=== GIVEN RECORDS ===
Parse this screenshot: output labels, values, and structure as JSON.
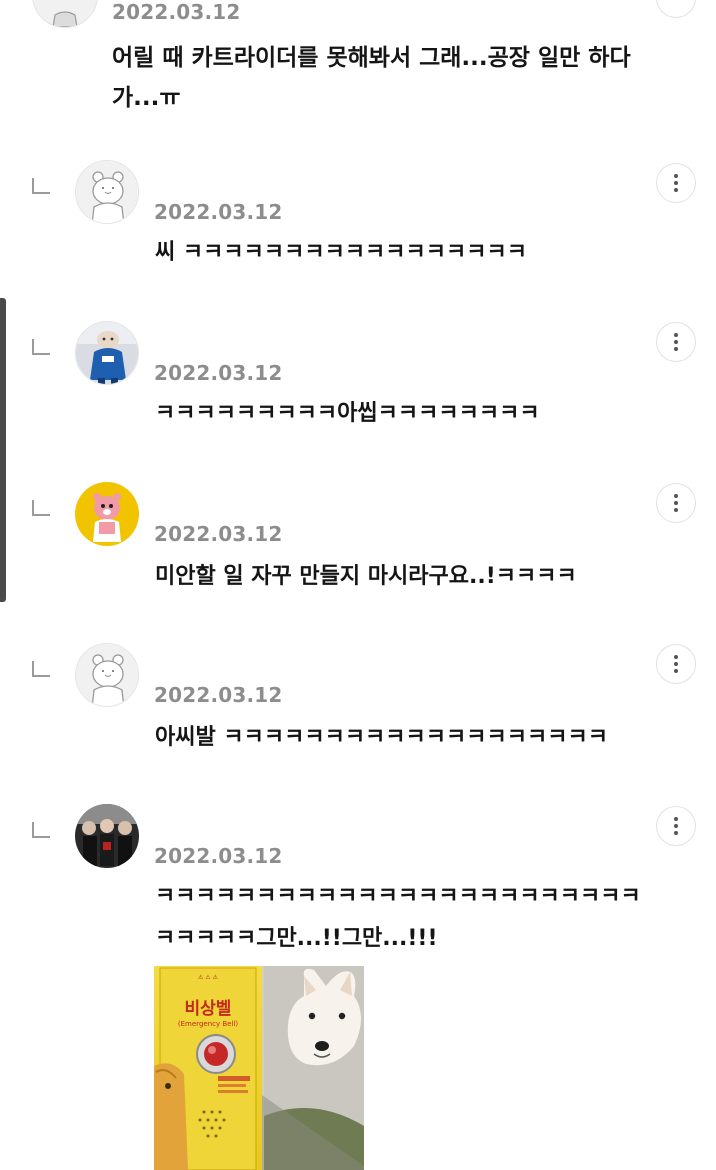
{
  "top_comment": {
    "date": "2022.03.12",
    "text": "어릴 때 카트라이더를 못해봐서 그래...공장 일만 하다가...ㅠ"
  },
  "replies": [
    {
      "nickname": "",
      "date": "2022.03.12",
      "text": "씨 ㅋㅋㅋㅋㅋㅋㅋㅋㅋㅋㅋㅋㅋㅋㅋㅋㅋ",
      "avatar": "default-bear-avatar"
    },
    {
      "nickname": "",
      "date": "2022.03.12",
      "text": "ㅋㅋㅋㅋㅋㅋㅋㅋㅋ아씹ㅋㅋㅋㅋㅋㅋㅋㅋ",
      "avatar": "bulldog-mascot-avatar"
    },
    {
      "nickname": "",
      "date": "2022.03.12",
      "text": "미안할 일 자꾸 만들지 마시라구요..!ㅋㅋㅋㅋ",
      "avatar": "loopy-avatar"
    },
    {
      "nickname": "",
      "date": "2022.03.12",
      "text": "아씨발 ㅋㅋㅋㅋㅋㅋㅋㅋㅋㅋㅋㅋㅋㅋㅋㅋㅋㅋㅋ",
      "avatar": "default-bear-avatar"
    },
    {
      "nickname": "",
      "date": "2022.03.12",
      "text": "ㅋㅋㅋㅋㅋㅋㅋㅋㅋㅋㅋㅋㅋㅋㅋㅋㅋㅋㅋㅋㅋㅋㅋㅋㅋㅋㅋㅋㅋ그만...!!그만...!!!",
      "avatar": "group-photo-avatar"
    }
  ],
  "attached_image": {
    "sign_text": "비상벨",
    "sign_subtext": "(Emergency Bell)"
  },
  "colors": {
    "date_gray": "#8d8d8d",
    "text_black": "#151515",
    "border_gray": "#e2e2e2",
    "avatar_yellow": "#f2c400"
  }
}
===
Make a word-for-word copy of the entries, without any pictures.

Parse this screenshot: output labels, values, and structure as JSON.
{
  "top_comment": {
    "date": "2022.03.12",
    "text": "어릴 때 카트라이더를 못해봐서 그래...공장 일만 하다가...ㅠ"
  },
  "replies": [
    {
      "nickname": "",
      "date": "2022.03.12",
      "text": "씨 ㅋㅋㅋㅋㅋㅋㅋㅋㅋㅋㅋㅋㅋㅋㅋㅋㅋ",
      "avatar": "default-bear-avatar"
    },
    {
      "nickname": "",
      "date": "2022.03.12",
      "text": "ㅋㅋㅋㅋㅋㅋㅋㅋㅋ아씹ㅋㅋㅋㅋㅋㅋㅋㅋ",
      "avatar": "bulldog-mascot-avatar"
    },
    {
      "nickname": "",
      "date": "2022.03.12",
      "text": "미안할 일 자꾸 만들지 마시라구요..!ㅋㅋㅋㅋ",
      "avatar": "loopy-avatar"
    },
    {
      "nickname": "",
      "date": "2022.03.12",
      "text": "아씨발 ㅋㅋㅋㅋㅋㅋㅋㅋㅋㅋㅋㅋㅋㅋㅋㅋㅋㅋㅋ",
      "avatar": "default-bear-avatar"
    },
    {
      "nickname": "",
      "date": "2022.03.12",
      "text": "ㅋㅋㅋㅋㅋㅋㅋㅋㅋㅋㅋㅋㅋㅋㅋㅋㅋㅋㅋㅋㅋㅋㅋㅋㅋㅋㅋㅋㅋ그만...!!그만...!!!",
      "avatar": "group-photo-avatar"
    }
  ],
  "attached_image": {
    "sign_text": "비상벨",
    "sign_subtext": "(Emergency Bell)"
  },
  "colors": {
    "date_gray": "#8d8d8d",
    "text_black": "#151515",
    "border_gray": "#e2e2e2",
    "avatar_yellow": "#f2c400"
  }
}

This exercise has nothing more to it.